Old 30-07-2013, 09:17
Nigel Goodwin
Forum Member
 
Join Date: Apr 2006
Location: North Derbyshire
Posts: 38,098
Plus probably even more mods to the line and frame output stages?
Not really, it would need completely changing for colour anyway, so makes no difference - however, with a 625 line set you 'could' use the line and frame oscillators, but it would hardly be worth it.

But the whole question is pretty pointless, as I said initially you're basically ripping all the insides out, and fitting the insides from a colour TV in the same box.

To be fair, this is relatively common these days, fitting modern colour TV's inside antique TV cabinets - I recently did one for a museum display, fitting an LCD in an old Ecko cabinet

http://www.gulliversfun.co.uk/warrin...age-centre.htm
Nigel Goodwin is offline   Reply With Quote
Old 30-07-2013, 10:28
AidanLunn
Forum Member
 
Join Date: Apr 2010
Posts: 4,405
To be fair, this is relatively common these days, fitting modern colour TV's inside antique TV cabinets - I recently did one for a museum display, fitting an LCD in an old Ecko cabinet

http://www.gulliversfun.co.uk/warrin...age-centre.htm
I hope you didn't chuck away any of the chassis!

(Although restoring the thing to working condition would have gained my approval!)
AidanLunn is offline   Reply With Quote
Old 30-07-2013, 10:43
Nigel Goodwin
Forum Member
 
Join Date: Apr 2006
Location: North Derbyshire
Posts: 38,098
I hope you didn't chuck away any of the chassis!
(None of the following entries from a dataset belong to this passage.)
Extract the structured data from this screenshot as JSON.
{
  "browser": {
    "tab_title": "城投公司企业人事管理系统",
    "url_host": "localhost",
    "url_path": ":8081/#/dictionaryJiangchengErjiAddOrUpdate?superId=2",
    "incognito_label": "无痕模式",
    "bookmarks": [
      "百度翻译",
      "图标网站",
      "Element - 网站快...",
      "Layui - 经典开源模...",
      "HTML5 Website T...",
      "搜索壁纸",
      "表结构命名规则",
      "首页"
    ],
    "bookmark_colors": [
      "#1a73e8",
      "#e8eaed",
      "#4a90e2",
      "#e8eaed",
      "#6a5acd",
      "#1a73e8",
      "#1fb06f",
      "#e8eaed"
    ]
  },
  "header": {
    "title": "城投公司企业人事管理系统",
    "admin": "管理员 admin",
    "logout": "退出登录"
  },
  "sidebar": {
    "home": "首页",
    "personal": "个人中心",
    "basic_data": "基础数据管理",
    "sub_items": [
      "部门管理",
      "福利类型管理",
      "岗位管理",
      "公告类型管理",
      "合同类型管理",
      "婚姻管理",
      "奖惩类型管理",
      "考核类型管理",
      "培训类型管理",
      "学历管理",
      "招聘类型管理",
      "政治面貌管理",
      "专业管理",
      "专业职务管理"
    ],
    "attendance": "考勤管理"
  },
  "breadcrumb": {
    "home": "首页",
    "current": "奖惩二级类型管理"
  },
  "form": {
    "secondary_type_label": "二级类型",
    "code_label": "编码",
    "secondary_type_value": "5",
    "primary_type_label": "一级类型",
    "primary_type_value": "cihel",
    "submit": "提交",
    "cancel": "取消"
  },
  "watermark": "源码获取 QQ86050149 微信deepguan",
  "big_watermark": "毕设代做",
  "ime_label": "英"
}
(Although restoring the thing to working condition would have gained my approval!)
No, we stored the chassis (and even the fixing screws etc.), it's only a 'temporary' modification - and 'should' come back eventually. The Ecko cabinet came from one of the sets in our 'museum'.

As far as I know, the original set was in working condition when originally stored.
Nigel Goodwin is offline   Reply With Quote
Old 31-07-2013, 12:16
poppasmurf
Forum Member
 
Join Date: Aug 2004
Location: Arley, Worcs
Posts: 1,299
There was once an experiment on a BBC programme (I think it was Tomorrow's World but don't hold me to that) in the 1960's that showed 'colour' on a black and white programme. The effect was produced by the transmission of the programme being 'flashed' in a certain way, and it did work as I remember.

Maybe someone else can remember this experiment?
poppasmurf is offline   Reply With Quote
Old 31-07-2013, 16:20
anthony david
Forum Member
 
Join Date: Dec 2012
Posts: 659
There was once an experiment on a BBC programme (I think it was Tomorrow's World but don't hold me to that) in the 1960's that showed 'colour' on a black and white programme. The effect was produced by the transmission of the programme being 'flashed' in a certain way, and it did work as I remember.

Maybe someone else can remember this experiment?
I remember it and I remember seeing colours but they just psychedelic nonsense unrelated to what they should have been. The flashing was unpleasant as well.
anthony david is offline   Reply With Quote
 
Reply



Thread Tools Search this Thread
Search this Thread:

Advanced Search

 
Forum Jump


All times are GMT +1. The time now is 09:29.